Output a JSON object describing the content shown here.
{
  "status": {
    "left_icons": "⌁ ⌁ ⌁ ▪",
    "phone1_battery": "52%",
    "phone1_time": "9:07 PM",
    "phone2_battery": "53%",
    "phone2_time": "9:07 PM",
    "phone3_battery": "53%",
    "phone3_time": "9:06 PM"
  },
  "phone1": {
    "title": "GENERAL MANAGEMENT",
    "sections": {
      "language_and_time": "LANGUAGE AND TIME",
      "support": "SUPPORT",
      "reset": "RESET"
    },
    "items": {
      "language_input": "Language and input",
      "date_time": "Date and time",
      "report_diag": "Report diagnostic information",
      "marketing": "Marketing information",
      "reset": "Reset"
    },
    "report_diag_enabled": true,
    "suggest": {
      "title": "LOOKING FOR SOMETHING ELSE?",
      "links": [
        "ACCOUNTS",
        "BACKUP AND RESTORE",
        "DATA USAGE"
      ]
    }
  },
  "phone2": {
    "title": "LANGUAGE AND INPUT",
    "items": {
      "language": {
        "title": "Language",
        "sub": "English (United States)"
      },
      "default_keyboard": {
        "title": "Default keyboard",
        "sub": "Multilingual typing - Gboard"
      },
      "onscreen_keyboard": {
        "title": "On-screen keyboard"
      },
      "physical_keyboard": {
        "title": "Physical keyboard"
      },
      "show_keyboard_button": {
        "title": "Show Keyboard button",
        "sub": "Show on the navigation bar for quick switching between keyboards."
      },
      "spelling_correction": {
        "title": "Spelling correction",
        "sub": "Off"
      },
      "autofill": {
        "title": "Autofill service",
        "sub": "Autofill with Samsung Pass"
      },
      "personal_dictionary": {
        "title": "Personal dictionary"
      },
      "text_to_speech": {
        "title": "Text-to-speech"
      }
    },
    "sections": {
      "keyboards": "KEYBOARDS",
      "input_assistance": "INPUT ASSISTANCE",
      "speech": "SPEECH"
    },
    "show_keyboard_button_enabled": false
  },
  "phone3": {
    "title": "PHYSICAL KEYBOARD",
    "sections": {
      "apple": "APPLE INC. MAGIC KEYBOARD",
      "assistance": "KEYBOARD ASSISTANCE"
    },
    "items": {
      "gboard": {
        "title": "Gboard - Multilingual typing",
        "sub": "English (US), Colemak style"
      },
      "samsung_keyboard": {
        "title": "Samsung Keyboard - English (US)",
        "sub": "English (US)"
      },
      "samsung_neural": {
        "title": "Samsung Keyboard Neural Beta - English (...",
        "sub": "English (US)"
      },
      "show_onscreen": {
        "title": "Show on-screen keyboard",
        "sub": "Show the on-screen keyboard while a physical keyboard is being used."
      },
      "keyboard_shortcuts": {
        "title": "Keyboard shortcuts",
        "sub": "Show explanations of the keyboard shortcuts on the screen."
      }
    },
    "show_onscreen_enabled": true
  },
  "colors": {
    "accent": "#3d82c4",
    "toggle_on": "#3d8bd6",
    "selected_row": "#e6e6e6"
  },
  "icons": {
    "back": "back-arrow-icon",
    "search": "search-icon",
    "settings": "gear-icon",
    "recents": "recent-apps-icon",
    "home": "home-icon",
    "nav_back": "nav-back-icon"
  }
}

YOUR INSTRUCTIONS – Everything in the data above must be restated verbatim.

REPLY –
Output a JSON object describing the content shown here.
{
  "status": {
    "left_icons": "⌁ ⌁ ⌁ ▪",
    "phone1_battery": "52%",
    "phone1_time": "9:07 PM",
    "phone2_battery": "53%",
    "phone2_time": "9:07 PM",
    "phone3_battery": "53%",
    "phone3_time": "9:06 PM"
  },
  "phone1": {
    "title": "GENERAL MANAGEMENT",
    "sections": {
      "language_and_time": "LANGUAGE AND TIME",
      "support": "SUPPORT",
      "reset": "RESET"
    },
    "items": {
      "language_input": "Language and input",
      "date_time": "Date and time",
      "report_diag": "Report diagnostic information",
      "marketing": "Marketing information",
      "reset": "Reset"
    },
    "report_diag_enabled": true,
    "suggest": {
      "title": "LOOKING FOR SOMETHING ELSE?",
      "links": [
        "ACCOUNTS",
        "BACKUP AND RESTORE",
        "DATA USAGE"
      ]
    }
  },
  "phone2": {
    "title": "LANGUAGE AND INPUT",
    "items": {
      "language": {
        "title": "Language",
        "sub": "English (United States)"
      },
      "default_keyboard": {
        "title": "Default keyboard",
        "sub": "Multilingual typing - Gboard"
      },
      "onscreen_keyboard": {
        "title": "On-screen keyboard"
      },
      "physical_keyboard": {
        "title": "Physical keyboard"
      },
      "show_keyboard_button": {
        "title": "Show Keyboard button",
        "sub": "Show on the navigation bar for quick switching between keyboards."
      },
      "spelling_correction": {
        "title": "Spelling correction",
        "sub": "Off"
      },
      "autofill": {
        "title": "Autofill service",
        "sub": "Autofill with Samsung Pass"
      },
      "personal_dictionary": {
        "title": "Personal dictionary"
      },
      "text_to_speech": {
        "title": "Text-to-speech"
      }
    },
    "sections": {
      "keyboards": "KEYBOARDS",
      "input_assistance": "INPUT ASSISTANCE",
      "speech": "SPEECH"
    },
    "show_keyboard_button_enabled": false
  },
  "phone3": {
    "title": "PHYSICAL KEYBOARD",
    "sections": {
      "apple": "APPLE INC. MAGIC KEYBOARD",
      "assistance": "KEYBOARD ASSISTANCE"
    },
    "items": {
      "gboard": {
        "title": "Gboard - Multilingual typing",
        "sub": "English (US), Colemak style"
      },
      "samsung_keyboard": {
        "title": "Samsung Keyboard - English (US)",
        "sub": "English (US)"
      },
      "samsung_neural": {
        "title": "Samsung Keyboard Neural Beta - English (...",
        "sub": "English (US)"
      },
      "show_onscreen": {
        "title": "Show on-screen keyboard",
        "sub": "Show the on-screen keyboard while a physical keyboard is being used."
      },
      "keyboard_shortcuts": {
        "title": "Keyboard shortcuts",
        "sub": "Show explanations of the keyboard shortcuts on the screen."
      }
    },
    "show_onscreen_enabled": true
  },
  "colors": {
    "accent": "#3d82c4",
    "toggle_on": "#3d8bd6",
    "selected_row": "#e6e6e6"
  },
  "icons": {
    "back": "back-arrow-icon",
    "search": "search-icon",
    "settings": "gear-icon",
    "recents": "recent-apps-icon",
    "home": "home-icon",
    "nav_back": "nav-back-icon"
  }
}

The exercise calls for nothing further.